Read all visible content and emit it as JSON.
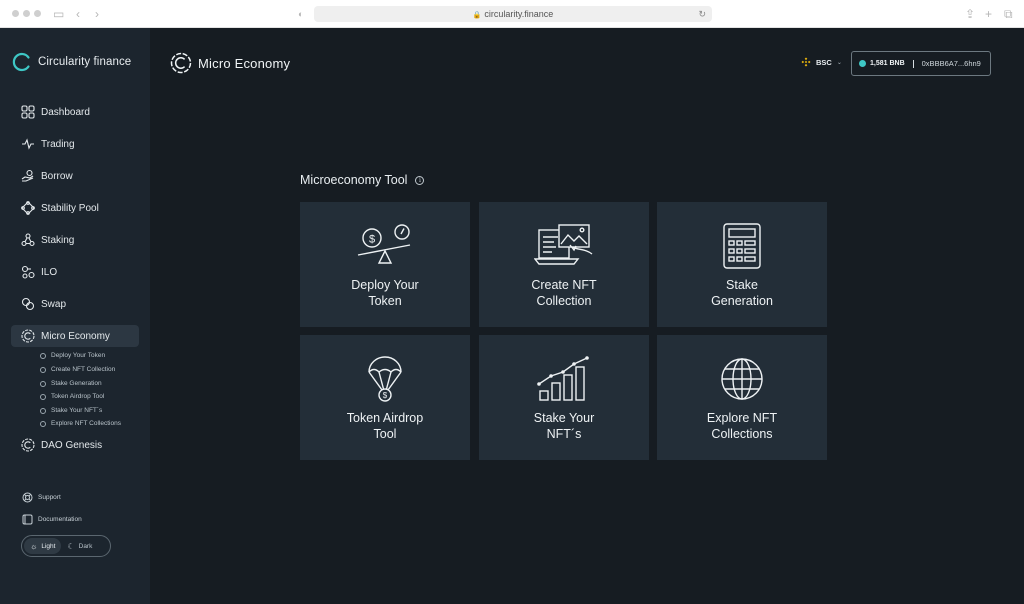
{
  "browser": {
    "url": "circularity.finance"
  },
  "sidebar": {
    "brand": "Circularity finance",
    "items": [
      {
        "label": "Dashboard",
        "icon": "grid-icon"
      },
      {
        "label": "Trading",
        "icon": "pulse-icon"
      },
      {
        "label": "Borrow",
        "icon": "hand-coin-icon"
      },
      {
        "label": "Stability Pool",
        "icon": "nodes-icon"
      },
      {
        "label": "Staking",
        "icon": "molecule-icon"
      },
      {
        "label": "ILO",
        "icon": "coins-icon"
      },
      {
        "label": "Swap",
        "icon": "swap-icon"
      },
      {
        "label": "Micro Economy",
        "icon": "circularity-icon"
      },
      {
        "label": "DAO Genesis",
        "icon": "circularity-icon"
      }
    ],
    "sub_items": [
      "Deploy Your Token",
      "Create NFT Collection",
      "Stake Generation",
      "Token Airdrop Tool",
      "Stake Your NFT´s",
      "Explore NFT Collections"
    ],
    "footer": {
      "support": "Support",
      "documentation": "Documentation",
      "theme_light": "Light",
      "theme_dark": "Dark"
    }
  },
  "header": {
    "title": "Micro Economy",
    "network": "BSC",
    "balance": "1,581 BNB",
    "address": "0xBBB6A7...6hn9"
  },
  "tool": {
    "title": "Microeconomy Tool",
    "cards": [
      {
        "label": "Deploy Your\nToken",
        "icon": "seesaw-coins-icon"
      },
      {
        "label": "Create NFT\nCollection",
        "icon": "laptop-image-icon"
      },
      {
        "label": "Stake\nGeneration",
        "icon": "calculator-icon"
      },
      {
        "label": "Token Airdrop\nTool",
        "icon": "parachute-coin-icon"
      },
      {
        "label": "Stake Your\nNFT´s",
        "icon": "growth-chart-icon"
      },
      {
        "label": "Explore NFT\nCollections",
        "icon": "globe-icon"
      }
    ]
  },
  "colors": {
    "background": "#161c22",
    "sidebar": "#1c252e",
    "card": "#232e38",
    "accent": "#3ec7c5",
    "bsc": "#f0b90b"
  }
}
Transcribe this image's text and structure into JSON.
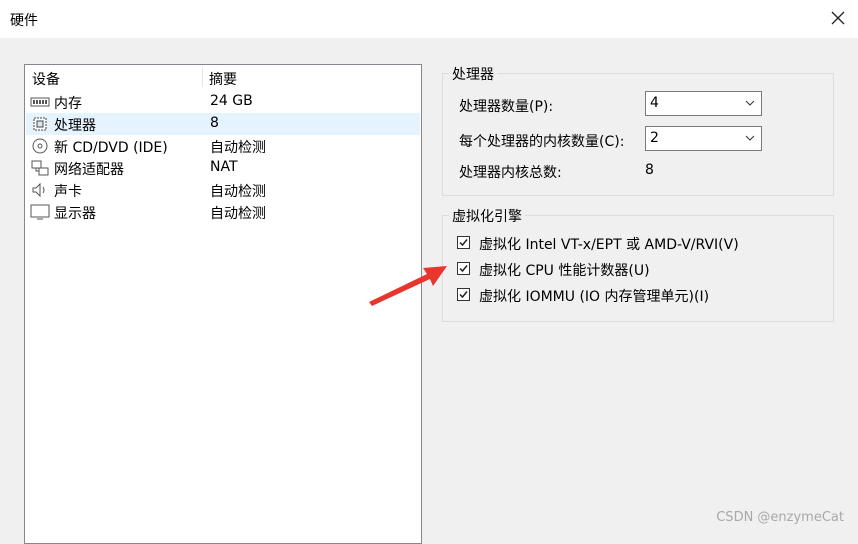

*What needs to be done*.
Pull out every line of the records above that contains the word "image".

*Reply to the exercise*.
        "icon": "laptop-image-icon"
Transcribe this image's text and structure into JSON.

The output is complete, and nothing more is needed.